Behold: The Women of the N184 Kimball Champions Set
The 1887 N184 Kimball set is one of four such ‘Champions’ tobacco card issues that featured baseball players in the late 1880s. Together with Allen & Ginter’s N28 and N29 issues, as well as the N162 Goodwin Champions set, all four of those issues are often compared and contrasted.
The Kimball set is certainly the least popular of the four. Part of that is because the baseball card offering of only four cards without a single Hall of Famer is weak. Part of it is because the cards have the least appealing artwork. And another part of it is because they are so rare by comparison that they simply are not as well known by collectors. Add in an eclectic mix of subjects, and it is easy to see while the other champions cards draw more interest.
But while the four do have some similarities, one major difference is how women were used in them.
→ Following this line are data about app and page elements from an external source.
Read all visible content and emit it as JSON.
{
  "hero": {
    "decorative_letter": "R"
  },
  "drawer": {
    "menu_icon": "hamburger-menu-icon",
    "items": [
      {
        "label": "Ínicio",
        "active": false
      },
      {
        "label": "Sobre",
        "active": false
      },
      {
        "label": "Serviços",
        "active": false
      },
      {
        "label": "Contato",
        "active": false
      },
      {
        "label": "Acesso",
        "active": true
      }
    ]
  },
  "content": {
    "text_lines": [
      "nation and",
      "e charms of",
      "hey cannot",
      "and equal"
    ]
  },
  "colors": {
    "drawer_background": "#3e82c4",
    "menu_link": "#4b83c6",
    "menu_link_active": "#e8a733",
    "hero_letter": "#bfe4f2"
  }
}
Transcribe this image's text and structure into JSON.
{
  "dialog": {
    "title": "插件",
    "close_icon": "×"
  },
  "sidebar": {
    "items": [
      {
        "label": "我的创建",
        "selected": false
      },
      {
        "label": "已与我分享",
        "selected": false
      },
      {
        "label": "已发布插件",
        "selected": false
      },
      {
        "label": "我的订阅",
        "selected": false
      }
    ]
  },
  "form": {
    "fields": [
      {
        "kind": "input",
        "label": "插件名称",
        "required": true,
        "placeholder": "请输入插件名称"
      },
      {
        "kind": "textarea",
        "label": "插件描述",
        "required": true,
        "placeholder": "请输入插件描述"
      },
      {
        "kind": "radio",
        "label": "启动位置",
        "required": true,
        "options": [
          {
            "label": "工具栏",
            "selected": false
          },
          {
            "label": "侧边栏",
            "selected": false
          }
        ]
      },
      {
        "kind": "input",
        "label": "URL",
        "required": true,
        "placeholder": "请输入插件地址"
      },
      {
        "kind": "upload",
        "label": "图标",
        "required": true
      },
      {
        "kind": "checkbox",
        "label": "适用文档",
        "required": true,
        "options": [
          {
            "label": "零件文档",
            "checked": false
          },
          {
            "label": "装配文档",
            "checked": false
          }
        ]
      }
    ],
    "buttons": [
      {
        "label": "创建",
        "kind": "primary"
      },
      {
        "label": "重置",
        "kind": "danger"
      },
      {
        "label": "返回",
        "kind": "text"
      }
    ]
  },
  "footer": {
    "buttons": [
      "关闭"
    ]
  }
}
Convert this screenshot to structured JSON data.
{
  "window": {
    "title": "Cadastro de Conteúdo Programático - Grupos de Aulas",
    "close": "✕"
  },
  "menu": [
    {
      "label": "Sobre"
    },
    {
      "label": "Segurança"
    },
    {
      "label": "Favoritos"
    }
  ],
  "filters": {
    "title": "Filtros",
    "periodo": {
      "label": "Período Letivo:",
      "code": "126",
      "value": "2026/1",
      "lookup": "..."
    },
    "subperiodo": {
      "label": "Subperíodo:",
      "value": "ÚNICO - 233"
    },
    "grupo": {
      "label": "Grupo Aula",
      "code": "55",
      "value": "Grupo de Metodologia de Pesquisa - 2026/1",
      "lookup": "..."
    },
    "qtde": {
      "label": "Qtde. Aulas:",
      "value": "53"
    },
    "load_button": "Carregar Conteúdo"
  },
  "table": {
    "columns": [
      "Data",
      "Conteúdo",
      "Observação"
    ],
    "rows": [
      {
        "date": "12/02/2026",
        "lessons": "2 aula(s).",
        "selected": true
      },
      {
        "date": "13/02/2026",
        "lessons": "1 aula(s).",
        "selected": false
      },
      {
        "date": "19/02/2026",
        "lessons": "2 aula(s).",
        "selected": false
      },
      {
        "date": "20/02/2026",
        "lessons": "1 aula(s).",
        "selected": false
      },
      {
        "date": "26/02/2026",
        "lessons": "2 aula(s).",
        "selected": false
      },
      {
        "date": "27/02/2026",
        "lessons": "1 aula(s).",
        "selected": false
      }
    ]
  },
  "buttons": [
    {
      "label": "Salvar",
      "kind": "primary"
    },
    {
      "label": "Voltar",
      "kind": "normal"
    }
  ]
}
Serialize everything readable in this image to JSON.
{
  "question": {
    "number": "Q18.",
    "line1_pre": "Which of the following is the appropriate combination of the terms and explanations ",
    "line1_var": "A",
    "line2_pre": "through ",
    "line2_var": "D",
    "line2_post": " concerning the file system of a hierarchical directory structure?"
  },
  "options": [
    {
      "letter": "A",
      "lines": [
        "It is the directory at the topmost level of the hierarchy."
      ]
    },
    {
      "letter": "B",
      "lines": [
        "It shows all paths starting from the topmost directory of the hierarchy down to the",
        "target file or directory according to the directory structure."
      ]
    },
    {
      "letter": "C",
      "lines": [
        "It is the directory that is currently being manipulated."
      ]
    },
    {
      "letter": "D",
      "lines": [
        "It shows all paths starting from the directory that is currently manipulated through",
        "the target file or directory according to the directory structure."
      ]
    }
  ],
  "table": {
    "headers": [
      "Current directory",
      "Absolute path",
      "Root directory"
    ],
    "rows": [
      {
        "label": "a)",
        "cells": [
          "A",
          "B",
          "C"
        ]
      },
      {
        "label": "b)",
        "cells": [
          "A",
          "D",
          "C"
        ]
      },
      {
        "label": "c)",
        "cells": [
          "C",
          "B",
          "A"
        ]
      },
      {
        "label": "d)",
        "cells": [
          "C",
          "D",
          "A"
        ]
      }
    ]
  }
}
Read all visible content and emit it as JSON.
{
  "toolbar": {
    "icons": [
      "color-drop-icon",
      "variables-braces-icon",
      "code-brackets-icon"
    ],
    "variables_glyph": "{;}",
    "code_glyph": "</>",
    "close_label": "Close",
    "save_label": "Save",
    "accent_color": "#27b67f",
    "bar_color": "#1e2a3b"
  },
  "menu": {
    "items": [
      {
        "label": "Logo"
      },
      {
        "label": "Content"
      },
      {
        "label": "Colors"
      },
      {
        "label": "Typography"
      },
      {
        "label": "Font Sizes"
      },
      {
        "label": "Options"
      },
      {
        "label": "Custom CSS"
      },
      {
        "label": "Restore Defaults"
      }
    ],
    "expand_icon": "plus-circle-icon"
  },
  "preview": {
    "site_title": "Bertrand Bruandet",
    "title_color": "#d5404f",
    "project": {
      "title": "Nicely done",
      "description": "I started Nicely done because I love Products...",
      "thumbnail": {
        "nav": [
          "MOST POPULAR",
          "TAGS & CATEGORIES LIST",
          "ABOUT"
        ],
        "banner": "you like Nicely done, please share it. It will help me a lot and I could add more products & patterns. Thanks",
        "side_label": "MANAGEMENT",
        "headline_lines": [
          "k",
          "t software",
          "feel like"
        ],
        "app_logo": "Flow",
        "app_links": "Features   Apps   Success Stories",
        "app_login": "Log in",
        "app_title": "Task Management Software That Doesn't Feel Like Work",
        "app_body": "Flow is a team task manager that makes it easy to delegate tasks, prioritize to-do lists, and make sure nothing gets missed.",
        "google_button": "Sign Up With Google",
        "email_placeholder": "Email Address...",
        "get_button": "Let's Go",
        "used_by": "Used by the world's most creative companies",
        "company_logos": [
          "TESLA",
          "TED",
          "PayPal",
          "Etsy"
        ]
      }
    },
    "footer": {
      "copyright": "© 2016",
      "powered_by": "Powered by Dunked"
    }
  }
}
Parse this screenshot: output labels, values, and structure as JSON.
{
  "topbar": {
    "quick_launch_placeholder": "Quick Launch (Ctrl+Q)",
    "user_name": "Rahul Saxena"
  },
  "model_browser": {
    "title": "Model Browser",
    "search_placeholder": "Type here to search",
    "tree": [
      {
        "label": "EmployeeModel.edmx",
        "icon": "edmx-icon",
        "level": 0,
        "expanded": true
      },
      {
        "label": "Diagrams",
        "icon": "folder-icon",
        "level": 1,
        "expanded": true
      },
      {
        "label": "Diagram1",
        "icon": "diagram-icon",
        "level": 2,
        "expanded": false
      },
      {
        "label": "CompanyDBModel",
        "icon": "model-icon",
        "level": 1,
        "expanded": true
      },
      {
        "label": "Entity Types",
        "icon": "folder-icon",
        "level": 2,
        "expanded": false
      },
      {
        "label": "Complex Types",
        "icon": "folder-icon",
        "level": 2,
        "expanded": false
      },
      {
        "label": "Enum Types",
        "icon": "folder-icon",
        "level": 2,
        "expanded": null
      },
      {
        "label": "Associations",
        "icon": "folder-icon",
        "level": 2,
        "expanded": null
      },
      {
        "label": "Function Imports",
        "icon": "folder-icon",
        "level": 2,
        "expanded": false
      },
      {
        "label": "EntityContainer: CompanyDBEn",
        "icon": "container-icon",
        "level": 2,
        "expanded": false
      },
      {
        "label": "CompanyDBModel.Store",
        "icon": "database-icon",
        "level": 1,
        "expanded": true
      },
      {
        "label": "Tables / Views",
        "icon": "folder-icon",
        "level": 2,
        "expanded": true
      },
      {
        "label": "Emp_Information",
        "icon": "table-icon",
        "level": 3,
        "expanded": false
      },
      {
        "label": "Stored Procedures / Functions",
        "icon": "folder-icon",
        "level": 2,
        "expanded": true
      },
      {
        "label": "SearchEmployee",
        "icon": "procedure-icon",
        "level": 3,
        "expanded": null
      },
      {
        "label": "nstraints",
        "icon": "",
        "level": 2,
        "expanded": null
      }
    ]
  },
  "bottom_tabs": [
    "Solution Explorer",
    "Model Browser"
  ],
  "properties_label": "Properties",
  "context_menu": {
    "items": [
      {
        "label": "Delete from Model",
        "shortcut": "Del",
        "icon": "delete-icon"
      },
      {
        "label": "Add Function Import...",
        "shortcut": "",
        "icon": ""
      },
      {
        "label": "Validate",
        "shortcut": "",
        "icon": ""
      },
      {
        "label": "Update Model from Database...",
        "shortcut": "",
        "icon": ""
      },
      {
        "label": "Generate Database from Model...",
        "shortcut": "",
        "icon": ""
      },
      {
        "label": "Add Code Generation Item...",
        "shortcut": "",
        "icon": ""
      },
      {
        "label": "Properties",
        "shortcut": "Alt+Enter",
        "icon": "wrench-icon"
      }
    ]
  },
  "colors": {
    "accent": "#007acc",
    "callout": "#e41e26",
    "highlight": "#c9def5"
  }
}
To be fair, the N28 Allen & Ginter set did include one woman — the famous trick shooter Annie Oakley. But Allen & Ginter’s follow-up N29 issue in 1889 didn’t feature a single female. Ditto for the colorful N162 Goodwin release, which was also an all male set.
By comparison, women were somewhat plentiful in the N184 Kimball series. Women aren’t overwhelming in the set, but it does include the most of any other in the Champions sets.
First, there’s the aforementioned Oakley, who also appears in N28. Oakley’s card is generally on par with the less popular baseball cards. It isn’t the most valuable card in the set but is certainly one of the more sought after cards in the entire series. Certainly, it is the most popular of the cards dedicated to females.
Oakley’s popularity has held firm over time. Even if collectors could not tell you much about her, many have at least heard the name. And of the five women included in this set, her name is the only one that most collectors have probably ever heard of. Even in modest condition, her card is often over $100.
Then there’s Della Ferrell. While Oakley is featured on other cards, cards of Ferrell are pretty slim aside from possibly some cabinet cards. Farrell was a ‘Champion Girl Rider,’ as printed on her card. Ferrell was indeed a skilled horseback rider and even appeared in Buffalo Bill’s Wild West Show. Her card is a common, typically starting around $20-$30 in low-grade condition.
Hattie Stewart is a third. Aside from Oakley’s card, Stewart’s is probably the most in demand of the female cards. That’s because she was a female boxer and boxing cards are highly collected.
Finding information on Stewart’s career in terms of documenting her success is not terribly easy. But she was so well known that she was one of two women compared to men’s heavyweight champion John Sullivan. Stewart is sometimes called the first true female champion boxer and was said to have even fought men on occasion. Stewart’s card is typically a common but can sell for a bit more sometimes.
Lillian Smith is a fourth. Smith is dubbed the champion glass ball shooter on her card. Like Oakley, she was a trick shooter of sorts and her card pictures her with a rifle. Another great card of a rifle shooter, but like most, Smith’s card is a common, starting in that same $20-$30 range. The card does not hold the value of Oakley’s but honestly, it is probably my favorite in the entire group.
Finally, there’s Ada Webb. Webb’s card is probably the most unique of the four and her ‘sport’ isn’t entirely clear at first glance.
She is presented as the ‘Water Queen.’ Clad in a swimsuit, it might be suspected that she was a bathing woman or some sort of winner of a beauty contest. But Webb was indeed a true athlete.
More specifically, she was a swimmer, diver, and also performed all sorts of other underwater feats, including eating, drinking, signing, and even smoking underwater. Nicknamed ‘Queen of the Crystal Tank,’ the name Water Queen actually fits more given the proper context.
Despite the interesting backstory on Webb’s card, it’s also typically a common, starting in low-grade for about $20-$30.
Five women in a set of 50 cards isn’t a whole lot. But it was a far better effort than the other champions sets had to offer and, while the cards outside of Oakley are not in high demand, the set still gives us a great look at some early female athletes from the tobacco card era.